# Recorded data:

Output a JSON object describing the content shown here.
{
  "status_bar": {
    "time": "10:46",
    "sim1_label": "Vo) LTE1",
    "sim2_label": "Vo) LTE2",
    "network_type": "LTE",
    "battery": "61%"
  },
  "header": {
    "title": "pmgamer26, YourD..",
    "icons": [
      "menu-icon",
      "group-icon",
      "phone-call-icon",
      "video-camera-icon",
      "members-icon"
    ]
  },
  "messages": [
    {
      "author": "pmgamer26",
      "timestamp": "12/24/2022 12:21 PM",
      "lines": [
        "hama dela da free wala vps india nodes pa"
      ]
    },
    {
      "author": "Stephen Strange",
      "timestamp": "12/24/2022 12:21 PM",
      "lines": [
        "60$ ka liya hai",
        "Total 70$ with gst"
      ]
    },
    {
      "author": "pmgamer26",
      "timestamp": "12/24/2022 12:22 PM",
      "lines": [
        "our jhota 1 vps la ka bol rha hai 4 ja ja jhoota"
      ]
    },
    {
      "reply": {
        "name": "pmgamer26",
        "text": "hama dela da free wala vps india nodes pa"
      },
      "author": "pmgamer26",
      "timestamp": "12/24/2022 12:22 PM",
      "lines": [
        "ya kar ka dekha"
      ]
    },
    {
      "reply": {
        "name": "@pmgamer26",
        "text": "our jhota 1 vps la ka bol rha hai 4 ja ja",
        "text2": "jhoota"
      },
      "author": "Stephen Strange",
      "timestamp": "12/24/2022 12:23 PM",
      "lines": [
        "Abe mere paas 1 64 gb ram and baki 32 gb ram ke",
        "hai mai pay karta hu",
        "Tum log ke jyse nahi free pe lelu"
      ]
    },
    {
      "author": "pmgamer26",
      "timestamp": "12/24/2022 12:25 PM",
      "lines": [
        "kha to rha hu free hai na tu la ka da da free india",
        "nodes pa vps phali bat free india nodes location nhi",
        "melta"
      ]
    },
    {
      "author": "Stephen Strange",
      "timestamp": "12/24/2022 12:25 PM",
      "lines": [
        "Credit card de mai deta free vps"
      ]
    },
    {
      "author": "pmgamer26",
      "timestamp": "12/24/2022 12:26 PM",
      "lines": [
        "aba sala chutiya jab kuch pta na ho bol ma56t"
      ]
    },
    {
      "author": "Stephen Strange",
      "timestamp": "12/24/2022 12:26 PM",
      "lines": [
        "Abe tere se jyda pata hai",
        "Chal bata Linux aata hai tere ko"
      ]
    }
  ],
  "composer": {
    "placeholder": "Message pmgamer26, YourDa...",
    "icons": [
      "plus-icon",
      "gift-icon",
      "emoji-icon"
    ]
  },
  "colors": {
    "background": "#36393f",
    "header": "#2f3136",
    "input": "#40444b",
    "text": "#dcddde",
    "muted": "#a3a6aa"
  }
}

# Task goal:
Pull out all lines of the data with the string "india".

# Solution to this exercise:
        "hama dela da free wala vps india nodes pa"
        "text": "hama dela da free wala vps india nodes pa"
        "kha to rha hu free hai na tu la ka da da free india",
        "nodes pa vps phali bat free india nodes location nhi",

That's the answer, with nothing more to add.